» WHAT IS BEING ASKED: Every line below should be set down exactly as it appears.

+++ GIVEN DATA +++

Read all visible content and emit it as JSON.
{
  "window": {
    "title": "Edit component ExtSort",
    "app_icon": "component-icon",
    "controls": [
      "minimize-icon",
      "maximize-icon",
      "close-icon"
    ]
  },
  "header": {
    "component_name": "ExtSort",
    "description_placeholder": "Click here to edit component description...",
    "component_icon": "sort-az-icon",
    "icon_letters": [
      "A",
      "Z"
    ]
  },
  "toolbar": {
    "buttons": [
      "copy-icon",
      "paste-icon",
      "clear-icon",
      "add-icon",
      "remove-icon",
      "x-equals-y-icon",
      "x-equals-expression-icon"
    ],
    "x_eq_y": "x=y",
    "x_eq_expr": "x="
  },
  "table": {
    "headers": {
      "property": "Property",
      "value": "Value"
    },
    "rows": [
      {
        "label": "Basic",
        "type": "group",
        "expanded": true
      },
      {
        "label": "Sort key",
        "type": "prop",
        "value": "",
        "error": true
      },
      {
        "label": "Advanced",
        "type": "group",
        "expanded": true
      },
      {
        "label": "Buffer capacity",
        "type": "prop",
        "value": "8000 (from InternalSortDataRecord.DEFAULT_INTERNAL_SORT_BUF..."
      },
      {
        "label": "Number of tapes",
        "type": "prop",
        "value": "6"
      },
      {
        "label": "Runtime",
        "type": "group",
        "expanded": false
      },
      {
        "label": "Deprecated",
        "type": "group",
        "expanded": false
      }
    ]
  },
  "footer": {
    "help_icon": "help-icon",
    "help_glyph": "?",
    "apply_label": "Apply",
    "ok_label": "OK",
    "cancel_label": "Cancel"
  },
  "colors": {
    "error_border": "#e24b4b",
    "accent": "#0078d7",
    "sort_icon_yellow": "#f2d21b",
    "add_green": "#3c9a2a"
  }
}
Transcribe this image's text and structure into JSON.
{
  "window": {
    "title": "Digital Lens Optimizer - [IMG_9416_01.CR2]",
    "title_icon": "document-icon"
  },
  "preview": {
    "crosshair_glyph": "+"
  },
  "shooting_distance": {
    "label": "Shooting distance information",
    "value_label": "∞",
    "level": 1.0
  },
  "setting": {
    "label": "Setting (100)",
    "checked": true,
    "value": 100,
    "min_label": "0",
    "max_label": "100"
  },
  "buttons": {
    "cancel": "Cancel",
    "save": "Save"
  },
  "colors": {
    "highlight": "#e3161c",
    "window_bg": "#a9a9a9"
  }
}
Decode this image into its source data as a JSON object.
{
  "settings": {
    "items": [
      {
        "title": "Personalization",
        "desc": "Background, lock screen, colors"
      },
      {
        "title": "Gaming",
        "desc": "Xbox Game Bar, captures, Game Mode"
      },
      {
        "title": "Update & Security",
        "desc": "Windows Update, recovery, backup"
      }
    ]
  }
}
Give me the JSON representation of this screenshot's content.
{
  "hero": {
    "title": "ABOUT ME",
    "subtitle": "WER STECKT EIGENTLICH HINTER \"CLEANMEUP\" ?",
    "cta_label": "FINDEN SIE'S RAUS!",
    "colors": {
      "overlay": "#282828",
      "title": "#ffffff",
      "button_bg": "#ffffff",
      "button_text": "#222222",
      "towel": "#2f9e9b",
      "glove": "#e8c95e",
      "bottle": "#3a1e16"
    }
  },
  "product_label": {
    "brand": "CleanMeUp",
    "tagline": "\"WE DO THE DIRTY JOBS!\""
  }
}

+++

» WRITTEN ANSWER:
Read all visible content and emit it as JSON.
{
  "window": {
    "title": "Edit component ExtSort",
    "app_icon": "component-icon",
    "controls": [
      "minimize-icon",
      "maximize-icon",
      "close-icon"
    ]
  },
  "header": {
    "component_name": "ExtSort",
    "description_placeholder": "Click here to edit component description...",
    "component_icon": "sort-az-icon",
    "icon_letters": [
      "A",
      "Z"
    ]
  },
  "toolbar": {
    "buttons": [
      "copy-icon",
      "paste-icon",
      "clear-icon",
      "add-icon",
      "remove-icon",
      "x-equals-y-icon",
      "x-equals-expression-icon"
    ],
    "x_eq_y": "x=y",
    "x_eq_expr": "x="
  },
  "table": {
    "headers": {
      "property": "Property",
      "value": "Value"
    },
    "rows": [
      {
        "label": "Basic",
        "type": "group",
        "expanded": true
      },
      {
        "label": "Sort key",
        "type": "prop",
        "value": "",
        "error": true
      },
      {
        "label": "Advanced",
        "type": "group",
        "expanded": true
      },
      {
        "label": "Buffer capacity",
        "type": "prop",
        "value": "8000 (from InternalSortDataRecord.DEFAULT_INTERNAL_SORT_BUF..."
      },
      {
        "label": "Number of tapes",
        "type": "prop",
        "value": "6"
      },
      {
        "label": "Runtime",
        "type": "group",
        "expanded": false
      },
      {
        "label": "Deprecated",
        "type": "group",
        "expanded": false
      }
    ]
  },
  "footer": {
    "help_icon": "help-icon",
    "help_glyph": "?",
    "apply_label": "Apply",
    "ok_label": "OK",
    "cancel_label": "Cancel"
  },
  "colors": {
    "error_border": "#e24b4b",
    "accent": "#0078d7",
    "sort_icon_yellow": "#f2d21b",
    "add_green": "#3c9a2a"
  }
}
Transcribe this image's text and structure into JSON.
{
  "window": {
    "title": "Digital Lens Optimizer - [IMG_9416_01.CR2]",
    "title_icon": "document-icon"
  },
  "preview": {
    "crosshair_glyph": "+"
  },
  "shooting_distance": {
    "label": "Shooting distance information",
    "value_label": "∞",
    "level": 1.0
  },
  "setting": {
    "label": "Setting (100)",
    "checked": true,
    "value": 100,
    "min_label": "0",
    "max_label": "100"
  },
  "buttons": {
    "cancel": "Cancel",
    "save": "Save"
  },
  "colors": {
    "highlight": "#e3161c",
    "window_bg": "#a9a9a9"
  }
}
Decode this image into its source data as a JSON object.
{
  "settings": {
    "items": [
      {
        "title": "Personalization",
        "desc": "Background, lock screen, colors"
      },
      {
        "title": "Gaming",
        "desc": "Xbox Game Bar, captures, Game Mode"
      },
      {
        "title": "Update & Security",
        "desc": "Windows Update, recovery, backup"
      }
    ]
  }
}
Give me the JSON representation of this screenshot's content.
{
  "hero": {
    "title": "ABOUT ME",
    "subtitle": "WER STECKT EIGENTLICH HINTER \"CLEANMEUP\" ?",
    "cta_label": "FINDEN SIE'S RAUS!",
    "colors": {
      "overlay": "#282828",
      "title": "#ffffff",
      "button_bg": "#ffffff",
      "button_text": "#222222",
      "towel": "#2f9e9b",
      "glove": "#e8c95e",
      "bottle": "#3a1e16"
    }
  },
  "product_label": {
    "brand": "CleanMeUp",
    "tagline": "\"WE DO THE DIRTY JOBS!\""
  }
}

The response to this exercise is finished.